### Supplied records
>>>
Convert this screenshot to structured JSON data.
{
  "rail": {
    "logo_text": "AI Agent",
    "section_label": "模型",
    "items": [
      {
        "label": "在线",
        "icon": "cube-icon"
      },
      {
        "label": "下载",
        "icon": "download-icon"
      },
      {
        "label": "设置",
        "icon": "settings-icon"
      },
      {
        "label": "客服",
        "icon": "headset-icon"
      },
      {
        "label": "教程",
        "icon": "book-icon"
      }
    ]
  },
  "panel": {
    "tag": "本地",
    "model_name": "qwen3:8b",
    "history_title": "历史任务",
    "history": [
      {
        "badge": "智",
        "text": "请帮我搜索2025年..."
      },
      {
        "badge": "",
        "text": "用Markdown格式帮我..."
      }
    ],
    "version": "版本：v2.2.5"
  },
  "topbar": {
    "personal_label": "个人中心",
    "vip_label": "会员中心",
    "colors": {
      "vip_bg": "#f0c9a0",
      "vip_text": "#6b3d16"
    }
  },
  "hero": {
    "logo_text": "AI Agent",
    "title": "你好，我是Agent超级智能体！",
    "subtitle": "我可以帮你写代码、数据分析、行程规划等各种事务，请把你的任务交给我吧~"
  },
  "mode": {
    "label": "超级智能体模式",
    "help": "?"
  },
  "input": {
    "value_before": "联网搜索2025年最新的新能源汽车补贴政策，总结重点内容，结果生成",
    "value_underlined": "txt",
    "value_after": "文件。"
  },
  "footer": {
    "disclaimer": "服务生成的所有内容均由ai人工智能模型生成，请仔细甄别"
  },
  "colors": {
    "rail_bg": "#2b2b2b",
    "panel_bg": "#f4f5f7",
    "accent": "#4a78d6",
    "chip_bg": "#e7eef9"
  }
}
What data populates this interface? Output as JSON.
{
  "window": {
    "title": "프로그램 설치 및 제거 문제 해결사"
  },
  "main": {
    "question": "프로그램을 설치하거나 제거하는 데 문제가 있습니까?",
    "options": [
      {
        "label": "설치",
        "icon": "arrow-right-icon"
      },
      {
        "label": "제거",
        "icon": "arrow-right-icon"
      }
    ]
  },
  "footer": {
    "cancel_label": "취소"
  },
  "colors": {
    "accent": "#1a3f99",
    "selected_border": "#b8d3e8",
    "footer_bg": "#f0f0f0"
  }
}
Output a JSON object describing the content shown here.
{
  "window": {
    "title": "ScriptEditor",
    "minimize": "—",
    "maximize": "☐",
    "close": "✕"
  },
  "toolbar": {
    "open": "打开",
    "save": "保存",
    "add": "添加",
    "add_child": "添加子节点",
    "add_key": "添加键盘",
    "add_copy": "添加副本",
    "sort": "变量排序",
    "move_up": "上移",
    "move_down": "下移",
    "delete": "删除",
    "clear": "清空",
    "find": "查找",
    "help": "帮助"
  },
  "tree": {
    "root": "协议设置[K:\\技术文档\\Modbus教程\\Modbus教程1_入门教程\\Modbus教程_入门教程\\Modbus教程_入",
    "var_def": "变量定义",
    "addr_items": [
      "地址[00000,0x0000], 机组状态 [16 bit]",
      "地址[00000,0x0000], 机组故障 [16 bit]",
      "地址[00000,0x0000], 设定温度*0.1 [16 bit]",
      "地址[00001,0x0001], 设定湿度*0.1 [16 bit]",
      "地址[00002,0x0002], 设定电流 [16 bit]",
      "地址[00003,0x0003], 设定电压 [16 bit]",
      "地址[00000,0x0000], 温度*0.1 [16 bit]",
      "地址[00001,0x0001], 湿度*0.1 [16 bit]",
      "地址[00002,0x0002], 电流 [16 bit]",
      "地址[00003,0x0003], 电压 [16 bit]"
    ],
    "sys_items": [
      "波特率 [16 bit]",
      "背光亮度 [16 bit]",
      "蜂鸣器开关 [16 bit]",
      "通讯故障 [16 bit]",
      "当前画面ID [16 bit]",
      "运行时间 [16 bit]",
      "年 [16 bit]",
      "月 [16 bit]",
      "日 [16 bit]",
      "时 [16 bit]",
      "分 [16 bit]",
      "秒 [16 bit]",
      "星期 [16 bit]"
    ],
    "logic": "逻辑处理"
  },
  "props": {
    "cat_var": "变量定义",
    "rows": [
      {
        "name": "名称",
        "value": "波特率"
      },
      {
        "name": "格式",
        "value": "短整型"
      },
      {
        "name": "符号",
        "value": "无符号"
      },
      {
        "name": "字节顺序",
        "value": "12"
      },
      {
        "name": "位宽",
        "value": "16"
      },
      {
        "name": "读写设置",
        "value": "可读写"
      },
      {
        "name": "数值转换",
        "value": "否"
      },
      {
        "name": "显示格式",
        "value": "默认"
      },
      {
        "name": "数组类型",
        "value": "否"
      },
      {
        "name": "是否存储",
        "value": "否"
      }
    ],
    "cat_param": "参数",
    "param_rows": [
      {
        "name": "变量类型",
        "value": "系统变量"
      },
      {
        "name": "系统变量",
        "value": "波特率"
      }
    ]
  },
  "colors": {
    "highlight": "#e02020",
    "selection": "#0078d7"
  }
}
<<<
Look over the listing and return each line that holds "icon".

### Solution to this problem
        "icon": "cube-icon"
        "icon": "download-icon"
        "icon": "settings-icon"
        "icon": "headset-icon"
        "icon": "book-icon"
        "icon": "arrow-right-icon"
        "icon": "arrow-right-icon"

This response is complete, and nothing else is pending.